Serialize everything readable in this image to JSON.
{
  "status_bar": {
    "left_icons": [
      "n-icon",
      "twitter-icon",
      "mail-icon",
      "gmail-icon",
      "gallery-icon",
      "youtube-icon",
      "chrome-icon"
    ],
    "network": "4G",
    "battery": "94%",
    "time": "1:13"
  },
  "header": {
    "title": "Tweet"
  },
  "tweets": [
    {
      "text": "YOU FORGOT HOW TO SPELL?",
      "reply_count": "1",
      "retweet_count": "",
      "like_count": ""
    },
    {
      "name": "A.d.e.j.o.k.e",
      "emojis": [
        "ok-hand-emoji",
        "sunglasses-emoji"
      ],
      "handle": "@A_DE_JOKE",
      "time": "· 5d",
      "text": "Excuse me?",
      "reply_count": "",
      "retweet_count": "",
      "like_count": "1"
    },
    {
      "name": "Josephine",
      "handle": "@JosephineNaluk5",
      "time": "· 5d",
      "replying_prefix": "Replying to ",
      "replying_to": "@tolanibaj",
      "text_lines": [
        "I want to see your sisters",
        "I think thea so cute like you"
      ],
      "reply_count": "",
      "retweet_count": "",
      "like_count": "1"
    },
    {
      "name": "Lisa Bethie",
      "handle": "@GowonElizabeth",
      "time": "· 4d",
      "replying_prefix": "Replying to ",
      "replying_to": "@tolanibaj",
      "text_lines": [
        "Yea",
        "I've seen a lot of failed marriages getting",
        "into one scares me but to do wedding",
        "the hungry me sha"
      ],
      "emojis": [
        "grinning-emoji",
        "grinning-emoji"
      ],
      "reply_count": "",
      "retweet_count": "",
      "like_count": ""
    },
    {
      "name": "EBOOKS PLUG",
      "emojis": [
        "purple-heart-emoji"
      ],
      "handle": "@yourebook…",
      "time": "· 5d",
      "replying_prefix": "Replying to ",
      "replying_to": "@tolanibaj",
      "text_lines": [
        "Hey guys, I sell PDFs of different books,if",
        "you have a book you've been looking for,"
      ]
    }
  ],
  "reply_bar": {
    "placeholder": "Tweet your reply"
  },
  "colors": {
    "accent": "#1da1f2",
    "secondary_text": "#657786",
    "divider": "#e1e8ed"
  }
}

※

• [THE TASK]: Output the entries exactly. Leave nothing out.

• [ANSWER FOR THE TASK]:
Serialize everything readable in this image to JSON.
{
  "status_bar": {
    "left_icons": [
      "n-icon",
      "twitter-icon",
      "mail-icon",
      "gmail-icon",
      "gallery-icon",
      "youtube-icon",
      "chrome-icon"
    ],
    "network": "4G",
    "battery": "94%",
    "time": "1:13"
  },
  "header": {
    "title": "Tweet"
  },
  "tweets": [
    {
      "text": "YOU FORGOT HOW TO SPELL?",
      "reply_count": "1",
      "retweet_count": "",
      "like_count": ""
    },
    {
      "name": "A.d.e.j.o.k.e",
      "emojis": [
        "ok-hand-emoji",
        "sunglasses-emoji"
      ],
      "handle": "@A_DE_JOKE",
      "time": "· 5d",
      "text": "Excuse me?",
      "reply_count": "",
      "retweet_count": "",
      "like_count": "1"
    },
    {
      "name": "Josephine",
      "handle": "@JosephineNaluk5",
      "time": "· 5d",
      "replying_prefix": "Replying to ",
      "replying_to": "@tolanibaj",
      "text_lines": [
        "I want to see your sisters",
        "I think thea so cute like you"
      ],
      "reply_count": "",
      "retweet_count": "",
      "like_count": "1"
    },
    {
      "name": "Lisa Bethie",
      "handle": "@GowonElizabeth",
      "time": "· 4d",
      "replying_prefix": "Replying to ",
      "replying_to": "@tolanibaj",
      "text_lines": [
        "Yea",
        "I've seen a lot of failed marriages getting",
        "into one scares me but to do wedding",
        "the hungry me sha"
      ],
      "emojis": [
        "grinning-emoji",
        "grinning-emoji"
      ],
      "reply_count": "",
      "retweet_count": "",
      "like_count": ""
    },
    {
      "name": "EBOOKS PLUG",
      "emojis": [
        "purple-heart-emoji"
      ],
      "handle": "@yourebook…",
      "time": "· 5d",
      "replying_prefix": "Replying to ",
      "replying_to": "@tolanibaj",
      "text_lines": [
        "Hey guys, I sell PDFs of different books,if",
        "you have a book you've been looking for,"
      ]
    }
  ],
  "reply_bar": {
    "placeholder": "Tweet your reply"
  },
  "colors": {
    "accent": "#1da1f2",
    "secondary_text": "#657786",
    "divider": "#e1e8ed"
  }
}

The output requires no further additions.